Humans are social animals -- which makes rejection all the more emotionally painful.
Anything that keeps us out of the group in an overt way, we're going to have a hard time with. It's an important aspect of who we are.
Do not let it bother you in the first place, and then minimizing its effects after it's wreaked its havoc.
Find someone you can trust to serve as a sounding board can help you gain perspective.
Friendship breakups can hurt more than romantic ones. It is necessary to realise that friends come and go. You can use it as an opportunity to ask yourself if this is the type of person you want to be friends with.

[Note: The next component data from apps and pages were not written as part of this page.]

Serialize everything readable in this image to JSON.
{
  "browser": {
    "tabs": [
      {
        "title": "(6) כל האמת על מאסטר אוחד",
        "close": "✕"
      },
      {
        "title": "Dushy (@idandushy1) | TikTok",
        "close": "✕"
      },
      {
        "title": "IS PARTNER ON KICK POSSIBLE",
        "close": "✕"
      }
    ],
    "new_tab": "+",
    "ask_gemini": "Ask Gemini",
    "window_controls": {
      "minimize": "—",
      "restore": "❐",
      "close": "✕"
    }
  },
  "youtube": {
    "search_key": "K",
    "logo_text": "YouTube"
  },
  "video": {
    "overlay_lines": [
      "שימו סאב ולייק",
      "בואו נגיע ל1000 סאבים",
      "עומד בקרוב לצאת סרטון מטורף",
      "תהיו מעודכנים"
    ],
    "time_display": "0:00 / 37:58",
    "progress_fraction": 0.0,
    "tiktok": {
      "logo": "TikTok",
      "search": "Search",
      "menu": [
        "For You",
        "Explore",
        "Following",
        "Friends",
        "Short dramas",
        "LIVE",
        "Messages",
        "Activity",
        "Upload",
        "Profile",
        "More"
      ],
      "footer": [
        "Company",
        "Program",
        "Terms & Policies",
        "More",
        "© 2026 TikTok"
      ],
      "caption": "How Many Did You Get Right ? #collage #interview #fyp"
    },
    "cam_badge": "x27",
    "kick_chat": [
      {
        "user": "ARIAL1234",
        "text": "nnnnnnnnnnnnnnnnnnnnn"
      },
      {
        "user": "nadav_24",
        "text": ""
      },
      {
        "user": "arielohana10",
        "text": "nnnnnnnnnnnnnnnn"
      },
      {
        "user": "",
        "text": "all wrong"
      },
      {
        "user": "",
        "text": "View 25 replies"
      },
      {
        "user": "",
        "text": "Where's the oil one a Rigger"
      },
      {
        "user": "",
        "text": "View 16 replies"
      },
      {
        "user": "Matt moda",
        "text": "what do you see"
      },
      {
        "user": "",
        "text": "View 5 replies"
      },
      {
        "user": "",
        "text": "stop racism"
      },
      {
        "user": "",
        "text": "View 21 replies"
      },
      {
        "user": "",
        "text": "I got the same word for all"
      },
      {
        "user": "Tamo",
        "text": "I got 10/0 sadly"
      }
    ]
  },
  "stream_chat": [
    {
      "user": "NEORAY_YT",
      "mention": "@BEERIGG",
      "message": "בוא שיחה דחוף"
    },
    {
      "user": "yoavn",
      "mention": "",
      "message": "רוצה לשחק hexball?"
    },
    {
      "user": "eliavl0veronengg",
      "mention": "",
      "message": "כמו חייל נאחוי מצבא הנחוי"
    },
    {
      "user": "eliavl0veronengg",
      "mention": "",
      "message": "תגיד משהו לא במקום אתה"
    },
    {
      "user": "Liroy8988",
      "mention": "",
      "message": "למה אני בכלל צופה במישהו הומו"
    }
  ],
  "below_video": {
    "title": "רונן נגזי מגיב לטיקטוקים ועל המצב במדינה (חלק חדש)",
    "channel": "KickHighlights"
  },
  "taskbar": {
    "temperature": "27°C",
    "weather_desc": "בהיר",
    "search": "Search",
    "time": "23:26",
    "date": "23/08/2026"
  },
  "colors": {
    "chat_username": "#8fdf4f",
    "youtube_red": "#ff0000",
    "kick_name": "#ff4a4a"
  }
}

After some time has passed and you find yourself missing that friendship, reach out to see if the person wants to get together. Allowing some time to pass can help people approach a friendship with a new perspective.
Trying to minimize the pain by convincing yourself—or someone else—it was “no big deal” will only prolong your pain. The best way to deal with uncomfortable emotions is to face them head-on.
Admit when you're embarrassed, sad, disappointed, or discouraged. Be confident in your ability to cope with discomfort in a healthy manner.